“Going to that Innovation Engineering conference was like suddenly seeing someone with a flashlight when you’ve been wandering around in the dark,” says Shane Marshall, L&H’s general manager of research and development. “We used to always struggle with managing innovation. How do you innovate? It turns out that there is a process for it. You can put the greatest minds together in a group and ask them to innovate, but if they don’t have a good process, it won’t work.”
After the conference, the Genesis Group began participating in the Innovation Engineering program in January 2013. Over the year, the group received weekly coaching visits from Kevin Grayson, manager of business growth and innovation services for IES. At each visit, Grayson sat with the group and helped them move through the five main steps of the Innovation Engineering process: brainstorming ideas, defining each idea, discovering obstacles to the idea, developing a physical prototype and delivering a product to the customer.
The first three steps of the Innovation Engineering process are recorded on a special yellow card that has predefined blanks for the components of each step.
“The yellow card itself is actually the cheapest form of prototype there is,” Marshall says. “You look at all the objections to an idea, and either you defeat the objections or they defeat you. An idea is not an idea if you can’t fill out that card. The cards decrease risk and increase speed. We always say, ‘Fail fast, fail cheap.’”
Wood agrees. “One of the great things about innovation engineering is how marketing-focused it is. When you start making stuff, right away you also have to think about how you pitch it, how you sell it. Marketing is a part of design.”
L&H currently has four products in its GoSol Power line, with online distributors using sales channels including Amazon and eBay Stores. The GoSol products generate massive interest at trade shows and conferences. The firm currently is negotiating with a government agency regarding sales of the trailer-mounted solar array.
Ideas in the hopper for future GoSol products include microgrid appliances that would provide stand-alone, off-grid solar power to an isolated community or small town.
“In 20 years, most developing countries won’t supply all their power through a single large grid. They’ll have several microgrids,” Wood says. “Solar would be perfect for that. We could sell thousands of those.”
It’s safe to say the future looks bright for L&H and its GoSol product line. As they continue to innovate, they’ll keep using the innovation engineering principles they learned from IES to help them thrive in the new manufacturing economy of today.
“Innovation engineering is really helpful for companies that don’t want to get stuck making commodities that can only compete on price,” Grayson says. “Instead of racing to the bottom, innovation engineering allows you to succeed by starting a new product, creating a new curve.

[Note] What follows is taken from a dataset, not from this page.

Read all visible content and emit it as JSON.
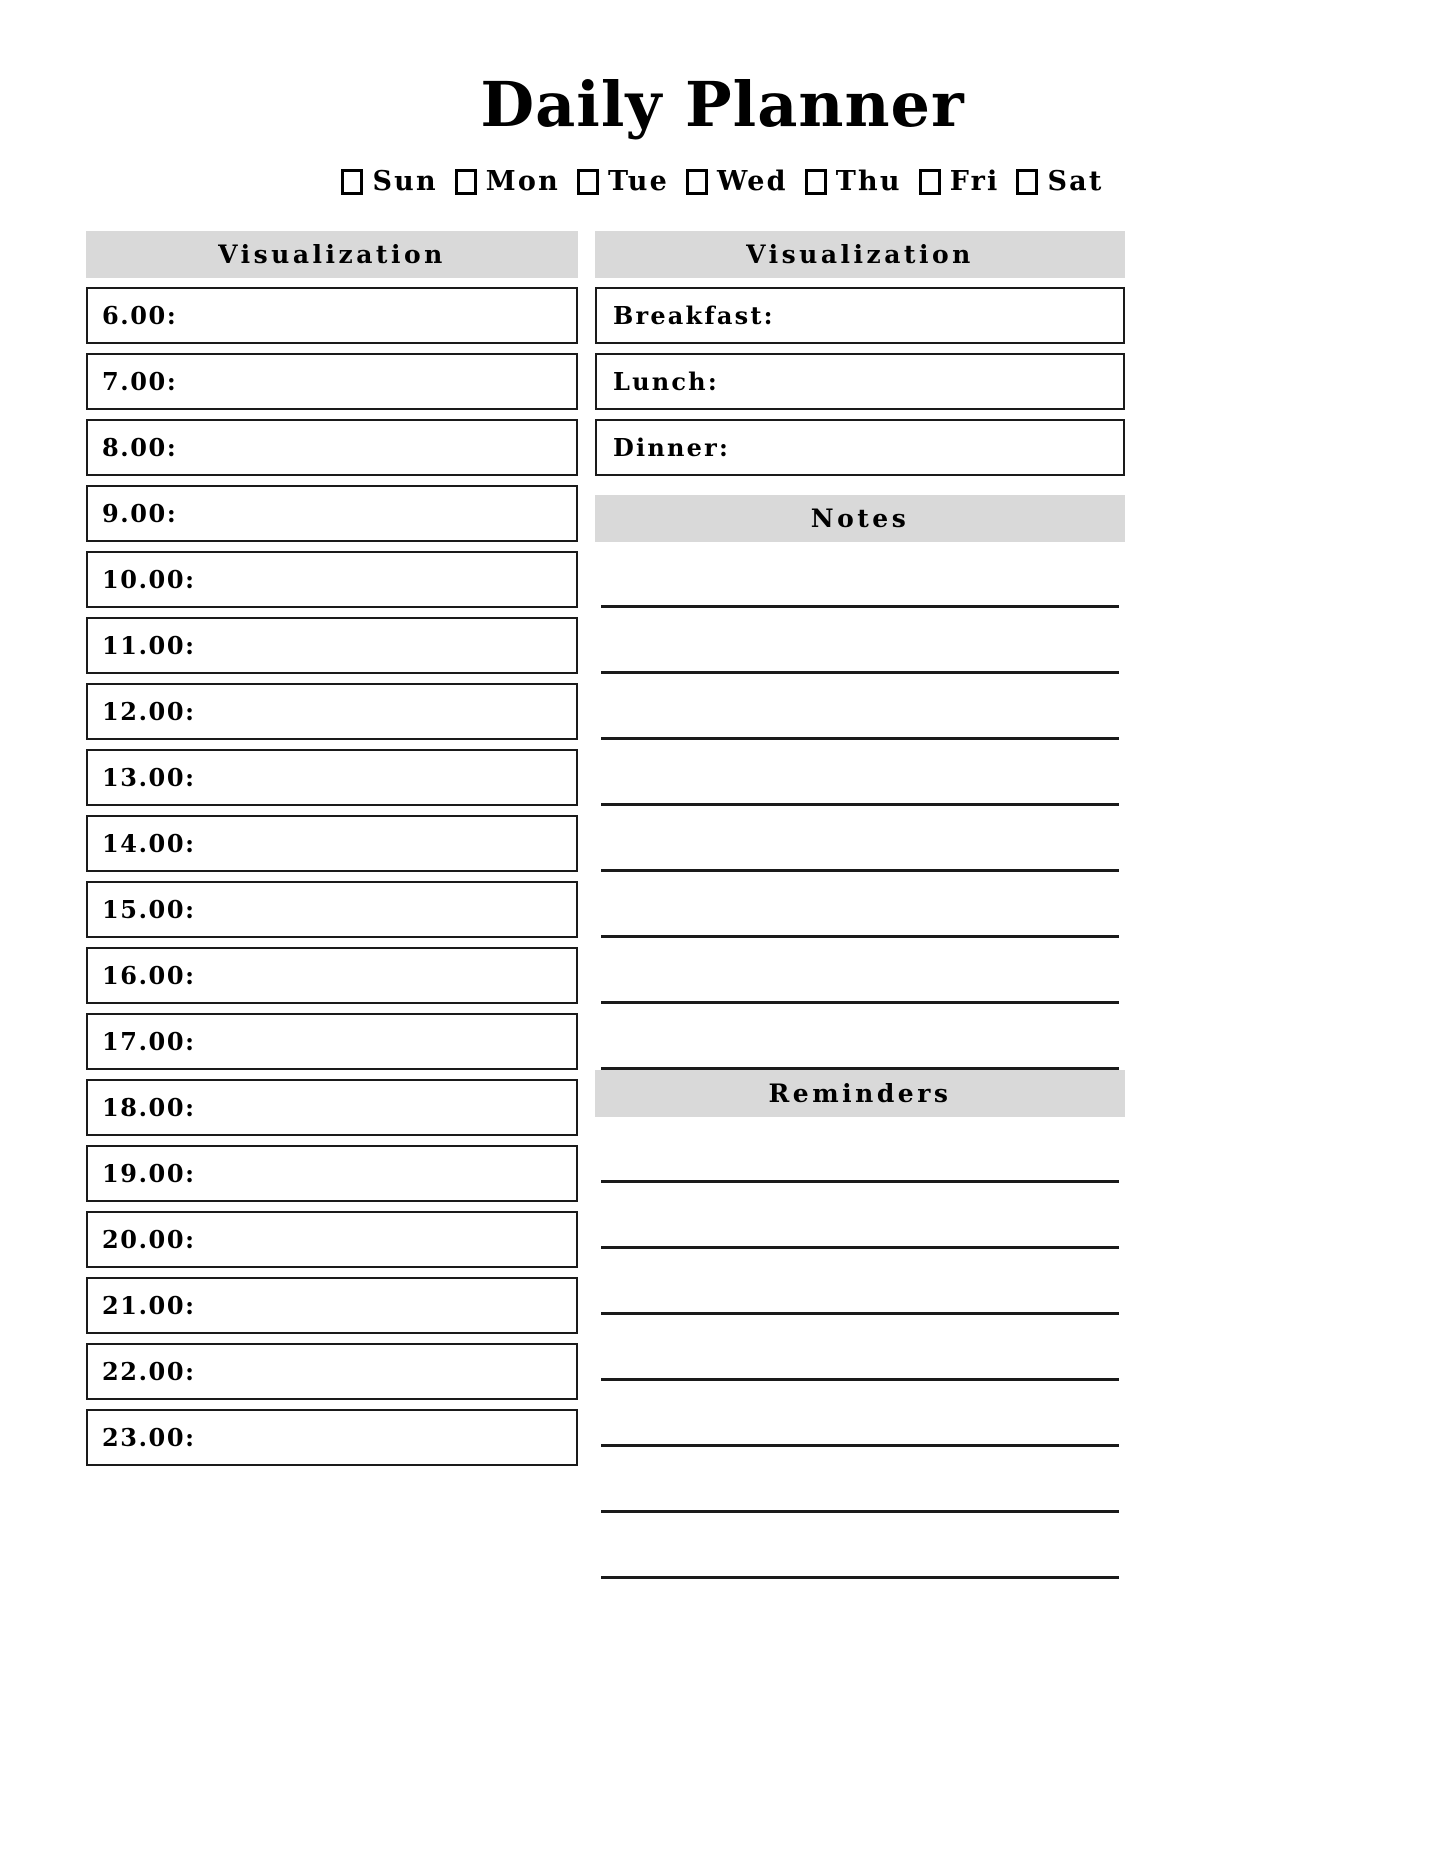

That’s the future of manufacturing.”
IES receives a portion of its annual funding in the form of a grant administered through the North Carolina Manufacturing Extension Partnership, the state affiliate of a federal program that provides resources to support profitable growth for smaller manufacturers.